I have also heard a lot on this bill specifically about concerns from the airsoft community that Bill C-21 would prohibit imports, exports, sales and transfers of all replica firearms, which would include airsoft guns that are designed or intended to look exactly like or resemble a real firearm.
This does concern me, because there is the safety issue on the one side that we should consider carefully. We have heard stories of people using these to emulate real guns, and that is a safety concern for all people who are involved in that situation. We also hear the other side, and that it will impact paintball retailers and facilities, as most rely on income from both airsoft and paintball use.
I understand that in this country there are very few regulations, and I think it is something we need to look at. We have heard from this sector that they have not been meaningfully consulted. We want to make sure that when we further the discussions, we could address that.
I have learned that people have successfully altered airsoft weapons to hold real ammunition, and this really surprised me. I had no idea that that was even possible. Unfortunately it is, and it is a growing concern. We need to work with this sector to make sure that we look at the realities they are facing, and make sure the solution is workable, so they can continue their practice and not have a huge impact on their income. However, we also need to make sure the safety of Canadians is addressed.
Illegal guns are a huge concern for my constituents, as I mentioned earlier. This bill does not offer what I would like to see on measures for gun smuggling. I represent 19 Wing Comox. Its crews do tremendous work on our coastline to keep our community safe. They have found people trying to ship things illegally across our borders, whether it be guns or drugs, and they have stopped that. I really appreciate their work, but I am concerned there is not going to be the amount of support needed to continue that work and to expand that work.
We know that this bill would increase the maximum penalty for trafficking, smuggling and other firearms offences from 10 years to 14 years. It would require the commissioner of firearms to give the minister an annual report. It would allow proactive information sharing between the RCMP and local law enforcement agencies for the purpose of investigating or prosecuting firearm trafficking offences, and it would also provide eligibility for wiretapping on additional Criminal Code firearms offences.
What it does not include in a meaningful way is more support for the Canadian Border Services Agency. We know that, under the previous Conservative government, over 1,000 positions were cut. Under the Liberal government, some of those folks are back, but definitely not the number that is required to actually address the guns that are being smuggled into our country illegally.
We also know, as our leader wrote to the Prime Minister in 2018, that we need to see more changes within our policies in this country to support the root causes of gun violence in some of the more vulnerable communities. We need to address things such as poverty. I was at an event just a few days ago in my community, and I was very surprised by how many people talked to me about the increasing homeless population. They spoke of how more and more people are really struggling to make ends meet and how often they are going towards violence because they cannot feed themselves. They are not safe in their own area.

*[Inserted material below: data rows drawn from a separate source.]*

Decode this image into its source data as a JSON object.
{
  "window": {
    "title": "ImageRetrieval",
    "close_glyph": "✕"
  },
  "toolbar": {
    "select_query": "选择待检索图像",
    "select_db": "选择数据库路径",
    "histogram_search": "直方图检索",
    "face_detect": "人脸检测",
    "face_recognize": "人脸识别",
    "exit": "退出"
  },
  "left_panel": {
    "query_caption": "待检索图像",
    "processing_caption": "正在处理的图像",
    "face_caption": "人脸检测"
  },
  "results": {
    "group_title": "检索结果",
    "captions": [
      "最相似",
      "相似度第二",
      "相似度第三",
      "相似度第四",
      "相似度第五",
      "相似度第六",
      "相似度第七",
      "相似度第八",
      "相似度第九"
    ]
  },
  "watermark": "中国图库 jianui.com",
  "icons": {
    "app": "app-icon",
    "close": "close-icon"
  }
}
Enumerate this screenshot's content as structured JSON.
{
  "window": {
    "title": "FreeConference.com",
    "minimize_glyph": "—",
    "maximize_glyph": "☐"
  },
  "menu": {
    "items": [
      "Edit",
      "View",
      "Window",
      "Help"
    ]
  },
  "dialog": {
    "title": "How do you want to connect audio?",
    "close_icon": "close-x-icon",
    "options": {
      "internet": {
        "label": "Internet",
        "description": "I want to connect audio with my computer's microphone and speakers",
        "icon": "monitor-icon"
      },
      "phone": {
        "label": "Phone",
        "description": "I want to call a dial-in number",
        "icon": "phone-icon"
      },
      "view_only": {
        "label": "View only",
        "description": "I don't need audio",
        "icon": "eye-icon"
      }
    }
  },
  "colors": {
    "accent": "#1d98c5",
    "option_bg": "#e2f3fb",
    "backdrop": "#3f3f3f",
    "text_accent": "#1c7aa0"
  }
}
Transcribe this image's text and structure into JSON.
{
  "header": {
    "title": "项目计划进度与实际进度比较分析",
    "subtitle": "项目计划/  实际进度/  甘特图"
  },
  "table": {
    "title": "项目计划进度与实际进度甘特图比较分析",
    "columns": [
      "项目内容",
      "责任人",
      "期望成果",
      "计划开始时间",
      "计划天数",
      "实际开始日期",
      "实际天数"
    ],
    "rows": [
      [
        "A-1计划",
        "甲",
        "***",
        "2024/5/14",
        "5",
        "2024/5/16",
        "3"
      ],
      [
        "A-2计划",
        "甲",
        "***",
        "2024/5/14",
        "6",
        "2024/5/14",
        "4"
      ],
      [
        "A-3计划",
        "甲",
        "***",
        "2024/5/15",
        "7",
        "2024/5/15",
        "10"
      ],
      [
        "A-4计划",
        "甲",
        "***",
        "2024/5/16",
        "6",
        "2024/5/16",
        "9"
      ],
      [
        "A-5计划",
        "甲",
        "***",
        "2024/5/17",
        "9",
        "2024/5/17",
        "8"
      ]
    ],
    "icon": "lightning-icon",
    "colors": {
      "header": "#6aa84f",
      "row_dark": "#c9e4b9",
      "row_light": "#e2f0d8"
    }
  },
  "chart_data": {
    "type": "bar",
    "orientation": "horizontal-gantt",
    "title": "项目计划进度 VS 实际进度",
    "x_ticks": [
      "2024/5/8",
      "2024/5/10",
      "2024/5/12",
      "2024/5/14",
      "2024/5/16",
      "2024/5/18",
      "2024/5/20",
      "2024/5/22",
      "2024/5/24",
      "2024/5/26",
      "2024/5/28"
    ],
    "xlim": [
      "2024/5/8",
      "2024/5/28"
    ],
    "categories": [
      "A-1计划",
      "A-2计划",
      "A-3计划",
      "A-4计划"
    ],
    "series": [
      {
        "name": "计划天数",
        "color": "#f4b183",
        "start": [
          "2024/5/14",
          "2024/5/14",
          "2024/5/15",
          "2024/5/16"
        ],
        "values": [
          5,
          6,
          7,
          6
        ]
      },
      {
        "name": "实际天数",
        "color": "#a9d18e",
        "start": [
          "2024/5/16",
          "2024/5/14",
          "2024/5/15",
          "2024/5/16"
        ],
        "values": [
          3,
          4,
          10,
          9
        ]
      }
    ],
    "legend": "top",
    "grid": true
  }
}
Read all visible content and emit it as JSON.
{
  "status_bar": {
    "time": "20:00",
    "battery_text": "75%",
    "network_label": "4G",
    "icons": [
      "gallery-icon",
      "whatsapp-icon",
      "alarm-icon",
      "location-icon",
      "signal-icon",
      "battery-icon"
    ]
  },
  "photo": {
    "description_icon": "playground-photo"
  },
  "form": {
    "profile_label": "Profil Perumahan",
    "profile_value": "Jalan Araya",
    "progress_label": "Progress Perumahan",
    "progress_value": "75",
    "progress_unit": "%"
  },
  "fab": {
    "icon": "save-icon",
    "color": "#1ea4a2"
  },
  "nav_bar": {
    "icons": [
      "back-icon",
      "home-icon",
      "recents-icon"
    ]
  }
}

We need to make sure there are supports provided to our communities to address these key issues because the more poverty grows, and the more people are disenfranchised, the more violence is the result. We need to look at these things as correlating numbers.
I am here to discuss this. I hope that all of us in the House can have a meaningful conversation, because these things are important to our communities, and if we do not address them in an open and transparent way, it will lead to more conflict.